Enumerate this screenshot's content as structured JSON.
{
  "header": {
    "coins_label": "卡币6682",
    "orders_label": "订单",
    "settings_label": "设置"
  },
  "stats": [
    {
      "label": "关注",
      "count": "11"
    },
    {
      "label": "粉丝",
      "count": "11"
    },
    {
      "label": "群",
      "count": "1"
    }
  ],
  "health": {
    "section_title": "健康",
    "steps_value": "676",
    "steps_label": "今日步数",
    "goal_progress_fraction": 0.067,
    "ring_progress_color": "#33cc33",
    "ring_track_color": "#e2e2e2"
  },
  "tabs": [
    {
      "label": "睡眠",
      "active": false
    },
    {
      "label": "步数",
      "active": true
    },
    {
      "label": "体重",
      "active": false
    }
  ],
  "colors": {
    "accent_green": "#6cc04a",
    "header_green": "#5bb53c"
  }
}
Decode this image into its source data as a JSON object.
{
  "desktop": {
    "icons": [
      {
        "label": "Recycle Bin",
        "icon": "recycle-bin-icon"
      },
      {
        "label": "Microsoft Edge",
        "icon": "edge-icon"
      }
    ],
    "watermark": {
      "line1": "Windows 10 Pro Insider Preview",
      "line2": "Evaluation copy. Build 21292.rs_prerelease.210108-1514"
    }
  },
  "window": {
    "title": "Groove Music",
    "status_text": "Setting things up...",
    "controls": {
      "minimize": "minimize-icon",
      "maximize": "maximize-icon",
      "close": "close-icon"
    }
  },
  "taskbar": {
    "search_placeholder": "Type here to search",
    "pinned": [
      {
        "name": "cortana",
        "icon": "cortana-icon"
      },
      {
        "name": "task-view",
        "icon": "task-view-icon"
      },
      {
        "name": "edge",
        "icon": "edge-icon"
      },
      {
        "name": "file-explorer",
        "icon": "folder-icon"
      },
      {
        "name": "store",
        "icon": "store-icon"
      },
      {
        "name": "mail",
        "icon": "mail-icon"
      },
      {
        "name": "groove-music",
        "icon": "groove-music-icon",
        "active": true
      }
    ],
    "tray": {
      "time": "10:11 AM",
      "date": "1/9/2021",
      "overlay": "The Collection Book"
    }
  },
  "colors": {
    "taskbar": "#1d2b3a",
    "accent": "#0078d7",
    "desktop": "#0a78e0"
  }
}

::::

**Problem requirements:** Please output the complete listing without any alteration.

**The completed task:**
Enumerate this screenshot's content as structured JSON.
{
  "header": {
    "coins_label": "卡币6682",
    "orders_label": "订单",
    "settings_label": "设置"
  },
  "stats": [
    {
      "label": "关注",
      "count": "11"
    },
    {
      "label": "粉丝",
      "count": "11"
    },
    {
      "label": "群",
      "count": "1"
    }
  ],
  "health": {
    "section_title": "健康",
    "steps_value": "676",
    "steps_label": "今日步数",
    "goal_progress_fraction": 0.067,
    "ring_progress_color": "#33cc33",
    "ring_track_color": "#e2e2e2"
  },
  "tabs": [
    {
      "label": "睡眠",
      "active": false
    },
    {
      "label": "步数",
      "active": true
    },
    {
      "label": "体重",
      "active": false
    }
  ],
  "colors": {
    "accent_green": "#6cc04a",
    "header_green": "#5bb53c"
  }
}
Decode this image into its source data as a JSON object.
{
  "desktop": {
    "icons": [
      {
        "label": "Recycle Bin",
        "icon": "recycle-bin-icon"
      },
      {
        "label": "Microsoft Edge",
        "icon": "edge-icon"
      }
    ],
    "watermark": {
      "line1": "Windows 10 Pro Insider Preview",
      "line2": "Evaluation copy. Build 21292.rs_prerelease.210108-1514"
    }
  },
  "window": {
    "title": "Groove Music",
    "status_text": "Setting things up...",
    "controls": {
      "minimize": "minimize-icon",
      "maximize": "maximize-icon",
      "close": "close-icon"
    }
  },
  "taskbar": {
    "search_placeholder": "Type here to search",
    "pinned": [
      {
        "name": "cortana",
        "icon": "cortana-icon"
      },
      {
        "name": "task-view",
        "icon": "task-view-icon"
      },
      {
        "name": "edge",
        "icon": "edge-icon"
      },
      {
        "name": "file-explorer",
        "icon": "folder-icon"
      },
      {
        "name": "store",
        "icon": "store-icon"
      },
      {
        "name": "mail",
        "icon": "mail-icon"
      },
      {
        "name": "groove-music",
        "icon": "groove-music-icon",
        "active": true
      }
    ],
    "tray": {
      "time": "10:11 AM",
      "date": "1/9/2021",
      "overlay": "The Collection Book"
    }
  },
  "colors": {
    "taskbar": "#1d2b3a",
    "accent": "#0078d7",
    "desktop": "#0a78e0"
  }
}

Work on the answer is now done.